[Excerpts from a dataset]
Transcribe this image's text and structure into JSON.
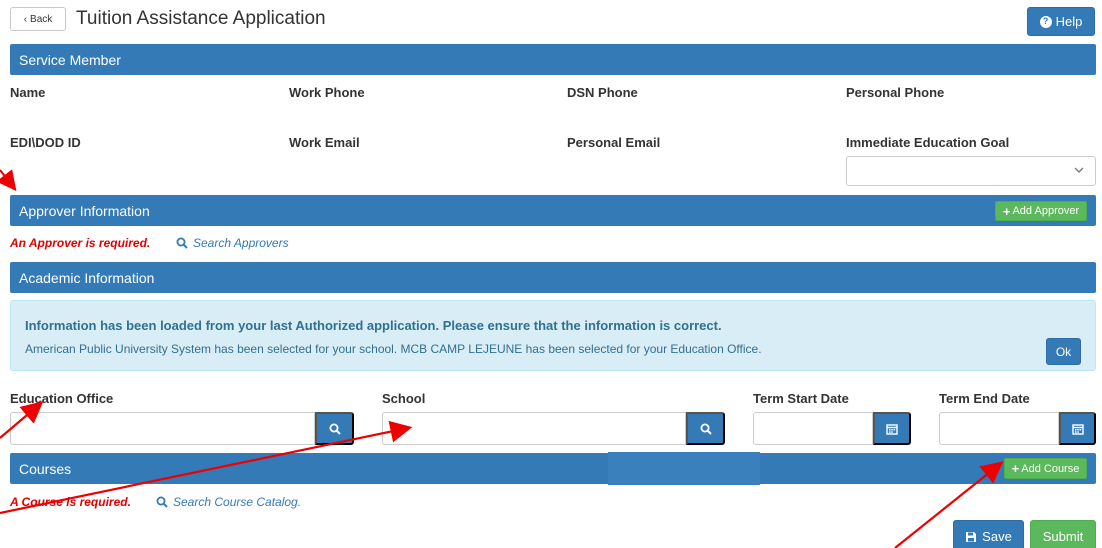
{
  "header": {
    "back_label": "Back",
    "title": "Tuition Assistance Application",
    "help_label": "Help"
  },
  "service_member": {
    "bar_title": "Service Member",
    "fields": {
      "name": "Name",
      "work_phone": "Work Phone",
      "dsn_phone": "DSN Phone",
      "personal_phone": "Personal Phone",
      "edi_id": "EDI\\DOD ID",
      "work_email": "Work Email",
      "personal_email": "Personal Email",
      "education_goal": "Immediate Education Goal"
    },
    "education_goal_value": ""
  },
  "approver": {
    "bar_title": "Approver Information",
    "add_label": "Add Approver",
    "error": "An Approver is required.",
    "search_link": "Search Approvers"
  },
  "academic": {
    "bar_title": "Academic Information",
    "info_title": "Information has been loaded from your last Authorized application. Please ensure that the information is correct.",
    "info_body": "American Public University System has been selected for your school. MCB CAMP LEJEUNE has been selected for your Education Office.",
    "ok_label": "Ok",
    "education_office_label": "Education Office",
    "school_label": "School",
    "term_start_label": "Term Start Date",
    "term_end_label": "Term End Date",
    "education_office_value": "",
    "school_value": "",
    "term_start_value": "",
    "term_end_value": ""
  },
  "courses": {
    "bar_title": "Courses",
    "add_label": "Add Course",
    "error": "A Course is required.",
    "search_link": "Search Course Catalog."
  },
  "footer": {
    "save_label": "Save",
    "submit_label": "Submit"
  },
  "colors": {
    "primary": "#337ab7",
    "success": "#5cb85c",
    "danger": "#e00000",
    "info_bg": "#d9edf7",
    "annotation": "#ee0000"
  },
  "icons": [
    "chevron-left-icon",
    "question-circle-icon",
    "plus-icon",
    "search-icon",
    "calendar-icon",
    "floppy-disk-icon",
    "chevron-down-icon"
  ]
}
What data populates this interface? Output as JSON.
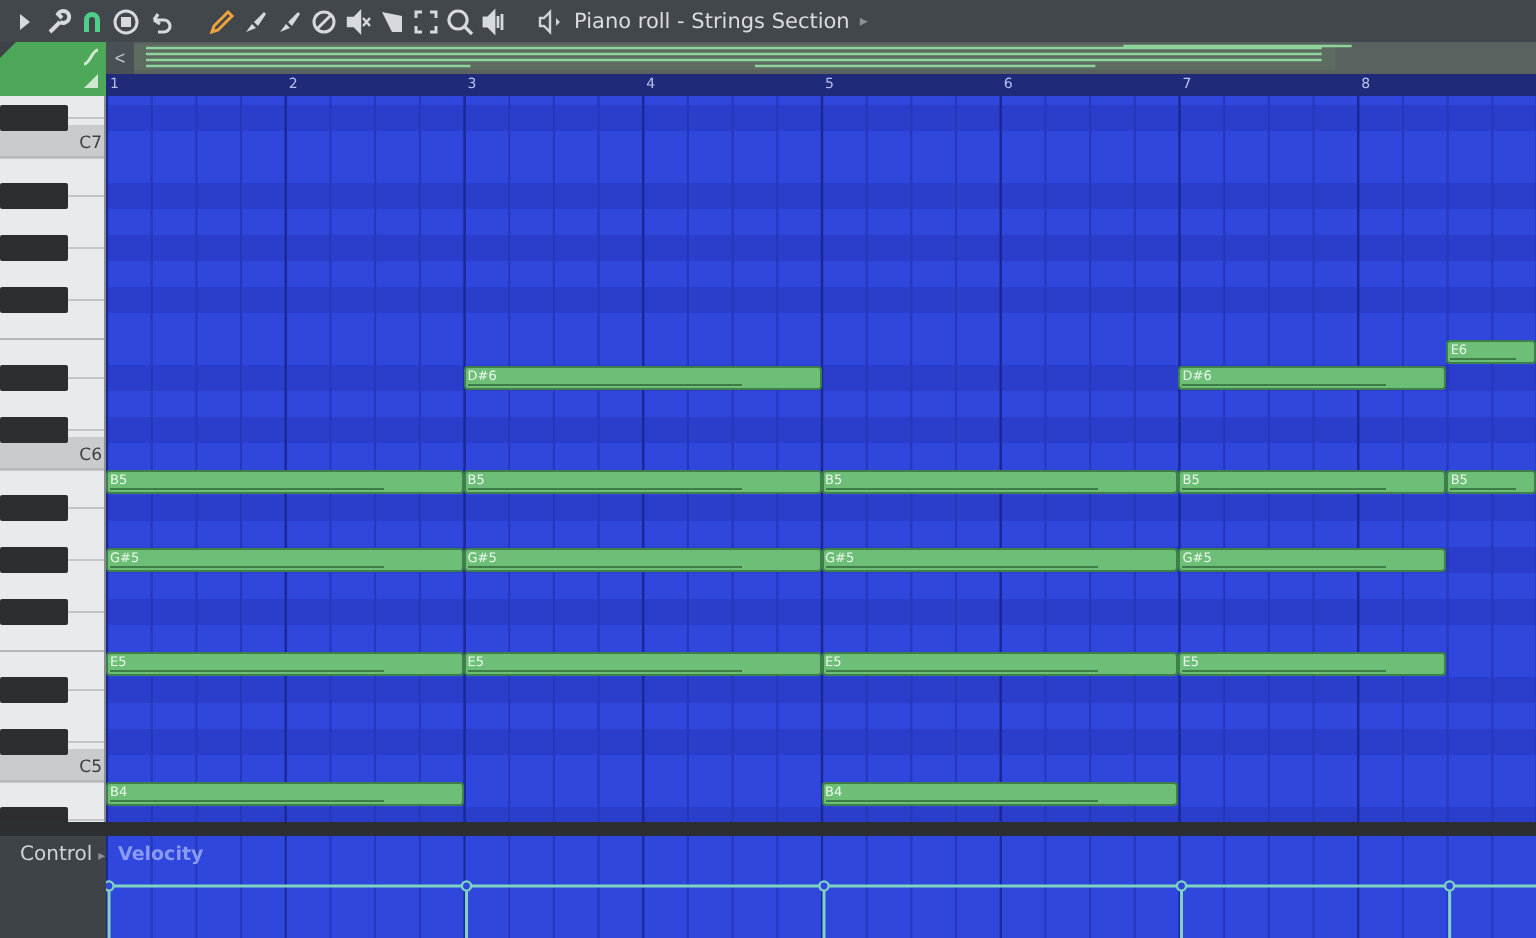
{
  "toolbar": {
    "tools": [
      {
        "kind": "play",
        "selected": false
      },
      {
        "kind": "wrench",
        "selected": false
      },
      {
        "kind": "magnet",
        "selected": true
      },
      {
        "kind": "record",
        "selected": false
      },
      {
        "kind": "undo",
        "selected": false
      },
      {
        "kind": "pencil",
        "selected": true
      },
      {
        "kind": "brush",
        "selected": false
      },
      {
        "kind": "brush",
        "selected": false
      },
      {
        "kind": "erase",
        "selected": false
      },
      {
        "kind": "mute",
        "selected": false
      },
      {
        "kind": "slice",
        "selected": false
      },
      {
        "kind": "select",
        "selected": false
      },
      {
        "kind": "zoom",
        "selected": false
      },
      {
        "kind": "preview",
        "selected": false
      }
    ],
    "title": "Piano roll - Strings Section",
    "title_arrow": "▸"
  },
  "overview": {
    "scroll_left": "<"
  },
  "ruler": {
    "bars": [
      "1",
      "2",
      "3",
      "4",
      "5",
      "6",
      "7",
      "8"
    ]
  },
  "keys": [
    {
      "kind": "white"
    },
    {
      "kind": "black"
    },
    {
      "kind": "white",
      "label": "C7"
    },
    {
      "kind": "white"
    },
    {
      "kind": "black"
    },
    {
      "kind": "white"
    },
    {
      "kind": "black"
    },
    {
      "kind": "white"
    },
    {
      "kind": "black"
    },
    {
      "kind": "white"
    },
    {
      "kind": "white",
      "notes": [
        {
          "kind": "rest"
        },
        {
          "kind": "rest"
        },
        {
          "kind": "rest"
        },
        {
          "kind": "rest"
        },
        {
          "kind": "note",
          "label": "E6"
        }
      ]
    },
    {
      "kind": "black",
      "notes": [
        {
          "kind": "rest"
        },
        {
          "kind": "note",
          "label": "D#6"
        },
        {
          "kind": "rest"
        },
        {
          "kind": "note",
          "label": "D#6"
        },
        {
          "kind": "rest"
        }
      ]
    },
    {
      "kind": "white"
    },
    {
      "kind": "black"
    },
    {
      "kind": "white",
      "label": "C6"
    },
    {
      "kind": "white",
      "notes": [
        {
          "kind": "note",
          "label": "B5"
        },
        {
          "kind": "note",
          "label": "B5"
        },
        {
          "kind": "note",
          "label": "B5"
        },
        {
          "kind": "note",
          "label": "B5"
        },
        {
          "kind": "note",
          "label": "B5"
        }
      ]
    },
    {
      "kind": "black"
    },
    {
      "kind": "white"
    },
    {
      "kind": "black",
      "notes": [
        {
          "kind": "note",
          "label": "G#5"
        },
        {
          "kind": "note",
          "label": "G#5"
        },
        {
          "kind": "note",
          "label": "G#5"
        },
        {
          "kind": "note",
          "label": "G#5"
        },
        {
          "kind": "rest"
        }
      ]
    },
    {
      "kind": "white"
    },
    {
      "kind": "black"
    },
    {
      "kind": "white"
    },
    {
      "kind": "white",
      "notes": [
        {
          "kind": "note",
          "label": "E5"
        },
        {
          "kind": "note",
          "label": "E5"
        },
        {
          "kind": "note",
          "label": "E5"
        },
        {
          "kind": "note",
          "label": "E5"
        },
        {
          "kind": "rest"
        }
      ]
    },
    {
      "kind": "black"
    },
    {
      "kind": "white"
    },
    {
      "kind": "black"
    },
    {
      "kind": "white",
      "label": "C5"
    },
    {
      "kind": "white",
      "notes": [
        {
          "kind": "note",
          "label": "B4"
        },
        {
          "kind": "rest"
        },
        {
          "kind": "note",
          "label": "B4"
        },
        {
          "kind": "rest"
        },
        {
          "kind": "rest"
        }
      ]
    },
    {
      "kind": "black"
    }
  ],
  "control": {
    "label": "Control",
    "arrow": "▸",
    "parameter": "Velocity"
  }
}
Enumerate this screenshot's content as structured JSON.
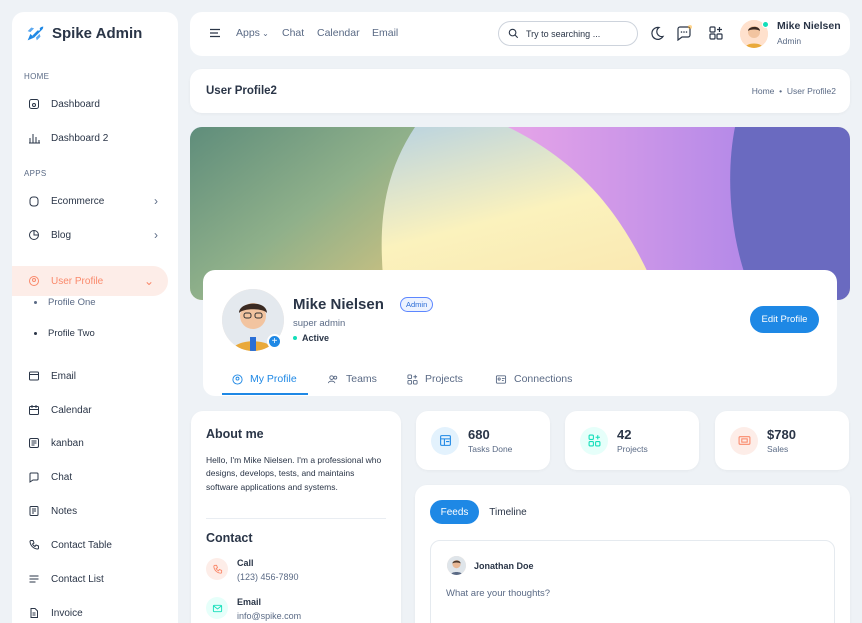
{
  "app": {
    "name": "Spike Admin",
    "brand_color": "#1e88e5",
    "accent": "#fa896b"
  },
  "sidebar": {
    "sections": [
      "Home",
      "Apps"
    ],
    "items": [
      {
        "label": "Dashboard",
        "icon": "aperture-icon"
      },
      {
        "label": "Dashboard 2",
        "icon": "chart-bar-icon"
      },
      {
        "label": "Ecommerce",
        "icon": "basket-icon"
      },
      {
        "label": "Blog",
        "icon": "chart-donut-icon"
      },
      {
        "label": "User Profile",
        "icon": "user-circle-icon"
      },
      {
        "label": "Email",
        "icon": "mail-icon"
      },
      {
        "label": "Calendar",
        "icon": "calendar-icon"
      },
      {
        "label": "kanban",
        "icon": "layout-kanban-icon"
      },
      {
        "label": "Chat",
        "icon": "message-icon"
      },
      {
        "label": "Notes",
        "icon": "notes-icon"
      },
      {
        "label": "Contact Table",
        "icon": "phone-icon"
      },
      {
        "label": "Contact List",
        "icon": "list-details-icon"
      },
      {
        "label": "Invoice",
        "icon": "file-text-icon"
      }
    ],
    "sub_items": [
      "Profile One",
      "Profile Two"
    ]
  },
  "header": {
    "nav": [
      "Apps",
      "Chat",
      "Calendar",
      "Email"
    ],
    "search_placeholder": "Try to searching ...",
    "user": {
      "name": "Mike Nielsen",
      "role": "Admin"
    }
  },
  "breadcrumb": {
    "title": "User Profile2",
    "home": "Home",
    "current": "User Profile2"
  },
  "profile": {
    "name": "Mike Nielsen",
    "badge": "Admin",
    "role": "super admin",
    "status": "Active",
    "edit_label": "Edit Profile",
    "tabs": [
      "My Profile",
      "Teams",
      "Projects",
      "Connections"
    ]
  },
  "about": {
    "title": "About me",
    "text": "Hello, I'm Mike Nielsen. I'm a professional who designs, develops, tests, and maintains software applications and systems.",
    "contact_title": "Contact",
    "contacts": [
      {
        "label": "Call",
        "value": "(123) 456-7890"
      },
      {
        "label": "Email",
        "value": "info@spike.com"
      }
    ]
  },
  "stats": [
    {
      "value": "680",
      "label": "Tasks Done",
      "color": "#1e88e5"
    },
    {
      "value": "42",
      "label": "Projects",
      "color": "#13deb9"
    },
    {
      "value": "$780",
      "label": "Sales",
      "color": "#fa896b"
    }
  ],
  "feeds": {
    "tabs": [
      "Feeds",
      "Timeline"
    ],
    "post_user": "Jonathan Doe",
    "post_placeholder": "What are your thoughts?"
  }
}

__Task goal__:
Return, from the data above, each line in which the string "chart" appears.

__Exercise answer__:
        "icon": "chart-bar-icon"
        "icon": "chart-donut-icon"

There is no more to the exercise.